Which user outcomes correlate most with revenue?

Performance Valuation covers both improving outcome delivery and choosing the right outcomes to deliver. Improving outcome delivery will not result in business value if the business doesn't benefit from delivering the outcome.

A key aspect of Performance Valuation, therefore, is quantifying the impact of delivering the different outcomes that the business offering currently supports. Some are bound to be more lucrative (financially) than others. Those are the ones to uncover and invest in.

So how do you figure out which outcomes most correlate with revenue? We add a layer of intelligence to theΒ weekly cohort reports.

Imagine a weekly cohort of users. How many users in this particular cohort are pursuing outcome X, Y, or Z? For example, in our invoice-generating company, how many users per cohort are interested in engaging with the product to A) customize their invoices with client-specific terms of service B) keep all the invoice the company generates organized for audits or C) build invoice templates that they can reuse for similar clients.

The idea is to analyze the performance of these segments within this particular cohort of users and ask questions like:

  • Of the people in this cohort who are pursuing outcome A, how many went on to become healthy customers? How does this compare to outcomes B and C?
  • How many users pursuing outcomes B churned out? When? Is this consistent across cohorts?
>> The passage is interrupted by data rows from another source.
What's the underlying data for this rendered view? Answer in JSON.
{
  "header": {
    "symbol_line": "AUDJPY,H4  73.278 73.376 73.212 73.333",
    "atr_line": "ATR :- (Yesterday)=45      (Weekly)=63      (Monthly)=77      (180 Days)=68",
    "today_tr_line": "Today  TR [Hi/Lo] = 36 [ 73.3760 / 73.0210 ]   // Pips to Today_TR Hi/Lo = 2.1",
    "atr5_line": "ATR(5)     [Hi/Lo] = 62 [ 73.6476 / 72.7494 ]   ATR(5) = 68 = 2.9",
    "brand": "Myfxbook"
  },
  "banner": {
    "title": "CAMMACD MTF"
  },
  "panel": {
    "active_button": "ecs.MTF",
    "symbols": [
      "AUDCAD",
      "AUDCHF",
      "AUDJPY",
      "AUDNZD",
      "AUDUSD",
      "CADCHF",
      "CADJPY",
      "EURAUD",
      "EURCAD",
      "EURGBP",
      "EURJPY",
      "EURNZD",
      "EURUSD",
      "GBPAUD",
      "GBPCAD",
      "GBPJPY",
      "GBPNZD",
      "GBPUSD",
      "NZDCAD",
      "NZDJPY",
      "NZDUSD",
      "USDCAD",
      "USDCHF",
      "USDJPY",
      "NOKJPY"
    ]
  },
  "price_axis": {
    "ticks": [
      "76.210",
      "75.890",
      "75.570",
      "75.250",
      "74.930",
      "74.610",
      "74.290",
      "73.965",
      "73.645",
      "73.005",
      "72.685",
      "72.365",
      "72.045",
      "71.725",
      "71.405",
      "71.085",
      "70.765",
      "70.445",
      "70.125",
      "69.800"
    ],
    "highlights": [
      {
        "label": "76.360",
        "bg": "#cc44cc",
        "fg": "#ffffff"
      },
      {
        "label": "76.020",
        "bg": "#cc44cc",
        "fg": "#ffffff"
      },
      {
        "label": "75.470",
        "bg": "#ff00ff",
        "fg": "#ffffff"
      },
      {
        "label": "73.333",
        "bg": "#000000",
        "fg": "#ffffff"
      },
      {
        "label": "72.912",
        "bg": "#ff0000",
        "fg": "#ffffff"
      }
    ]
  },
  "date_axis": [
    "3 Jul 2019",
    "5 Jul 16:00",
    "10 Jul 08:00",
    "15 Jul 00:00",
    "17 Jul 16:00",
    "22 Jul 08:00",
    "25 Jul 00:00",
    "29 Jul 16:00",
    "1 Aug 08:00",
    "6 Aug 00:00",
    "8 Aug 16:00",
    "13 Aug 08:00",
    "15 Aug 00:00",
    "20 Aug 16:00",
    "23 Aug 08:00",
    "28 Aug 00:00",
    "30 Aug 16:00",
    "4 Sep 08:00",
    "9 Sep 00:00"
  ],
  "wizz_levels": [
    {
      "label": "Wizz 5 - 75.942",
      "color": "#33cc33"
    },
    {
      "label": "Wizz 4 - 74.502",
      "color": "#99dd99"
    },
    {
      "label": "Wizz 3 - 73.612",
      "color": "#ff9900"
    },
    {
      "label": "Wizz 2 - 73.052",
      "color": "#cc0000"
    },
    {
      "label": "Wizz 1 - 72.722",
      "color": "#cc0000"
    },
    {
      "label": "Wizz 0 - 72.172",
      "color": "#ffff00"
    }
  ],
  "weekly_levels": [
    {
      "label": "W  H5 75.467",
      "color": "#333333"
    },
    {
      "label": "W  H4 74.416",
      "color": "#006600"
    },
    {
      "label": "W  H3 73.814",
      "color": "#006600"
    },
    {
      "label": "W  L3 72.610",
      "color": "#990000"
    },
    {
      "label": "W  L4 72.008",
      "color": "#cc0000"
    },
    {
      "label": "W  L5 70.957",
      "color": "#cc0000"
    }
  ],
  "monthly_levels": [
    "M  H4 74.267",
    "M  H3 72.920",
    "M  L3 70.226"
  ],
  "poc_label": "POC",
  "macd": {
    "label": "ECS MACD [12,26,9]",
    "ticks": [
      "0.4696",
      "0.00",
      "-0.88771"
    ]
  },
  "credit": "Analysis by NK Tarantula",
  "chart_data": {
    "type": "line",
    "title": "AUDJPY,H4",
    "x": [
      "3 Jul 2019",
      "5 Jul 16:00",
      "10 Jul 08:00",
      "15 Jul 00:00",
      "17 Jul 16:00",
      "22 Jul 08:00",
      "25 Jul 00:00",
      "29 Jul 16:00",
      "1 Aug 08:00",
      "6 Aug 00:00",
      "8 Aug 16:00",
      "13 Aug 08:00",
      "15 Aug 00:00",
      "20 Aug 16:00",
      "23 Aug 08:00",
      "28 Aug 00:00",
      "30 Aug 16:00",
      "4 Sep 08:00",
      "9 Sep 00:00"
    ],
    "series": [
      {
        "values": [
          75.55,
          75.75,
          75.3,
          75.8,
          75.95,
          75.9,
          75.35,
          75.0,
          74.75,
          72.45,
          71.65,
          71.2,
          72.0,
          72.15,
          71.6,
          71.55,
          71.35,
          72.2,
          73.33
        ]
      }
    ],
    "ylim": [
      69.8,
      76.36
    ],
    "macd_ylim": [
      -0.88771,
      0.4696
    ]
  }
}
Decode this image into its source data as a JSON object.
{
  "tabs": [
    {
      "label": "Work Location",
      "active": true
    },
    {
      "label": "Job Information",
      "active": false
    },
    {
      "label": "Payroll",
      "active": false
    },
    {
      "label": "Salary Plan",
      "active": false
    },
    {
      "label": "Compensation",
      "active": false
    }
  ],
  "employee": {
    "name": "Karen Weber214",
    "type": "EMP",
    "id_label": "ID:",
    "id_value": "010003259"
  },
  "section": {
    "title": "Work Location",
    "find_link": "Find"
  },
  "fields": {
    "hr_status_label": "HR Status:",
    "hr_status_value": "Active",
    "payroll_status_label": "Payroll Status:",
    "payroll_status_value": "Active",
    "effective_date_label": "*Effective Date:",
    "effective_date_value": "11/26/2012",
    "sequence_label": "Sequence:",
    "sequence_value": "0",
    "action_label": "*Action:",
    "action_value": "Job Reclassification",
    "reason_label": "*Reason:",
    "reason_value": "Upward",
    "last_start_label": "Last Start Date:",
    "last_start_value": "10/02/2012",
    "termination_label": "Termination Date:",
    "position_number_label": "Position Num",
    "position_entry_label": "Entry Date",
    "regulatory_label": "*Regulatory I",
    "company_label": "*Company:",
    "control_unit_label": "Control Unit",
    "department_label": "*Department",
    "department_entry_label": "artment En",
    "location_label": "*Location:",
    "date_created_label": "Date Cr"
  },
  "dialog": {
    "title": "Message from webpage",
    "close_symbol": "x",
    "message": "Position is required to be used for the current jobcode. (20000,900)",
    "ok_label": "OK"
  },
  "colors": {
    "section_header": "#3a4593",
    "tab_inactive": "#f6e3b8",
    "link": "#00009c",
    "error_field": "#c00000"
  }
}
The line of questioning sheds a light on which situations are creating the most value for the company. If it turns out that outcome A greatly outperforms outcome B in that it users who are pursuing outcome A generally pay for months longer than those pursuing outcome B, then investing in outcome A is a no-brainer. And if users pursuing outcome C tend to churn out within the first two months at a high degree, it is demonstrably not moving the needle in terms of revenue.

It's possible to get even more granular. If you add in the additional layer on user behavior, you can start to ask questions like:

  • Of the people who are pursuing outcome A how many have used the "terms of service" feature?
  • Did outcome A pursuers who used the "terms of service" feature stick around for longer than the ones who didn't?
  • In terms of customer performance, which features are most valuable to outcome A pursuers?

This helps you start to see the difference between the performance of the people who did a particular activity in-app thatΒ theyΒ care about and the performance of the undifferentiated masses of signups who didn't engage with that activity.

Once you know what really moves the revenue needle, the job goes from being "let's get more people to use the "terms of service" feature" to "let's design the path to outcome A to expose users to the "terms of service" feature as soon as possible." The point is that visibility can help you pinpoint what's really contributing to revenue and what isn't so that yourΒ theories of changeΒ can get more targeted over time.

When you can start drawing a strongly correlative relationship between a user achieving a particular outcome and the vastly improved performance for the members of the cohort who did that thing, then you really have an idea of whether you should design for that outcome to take place more.

From VPP Episode 04 (29.42)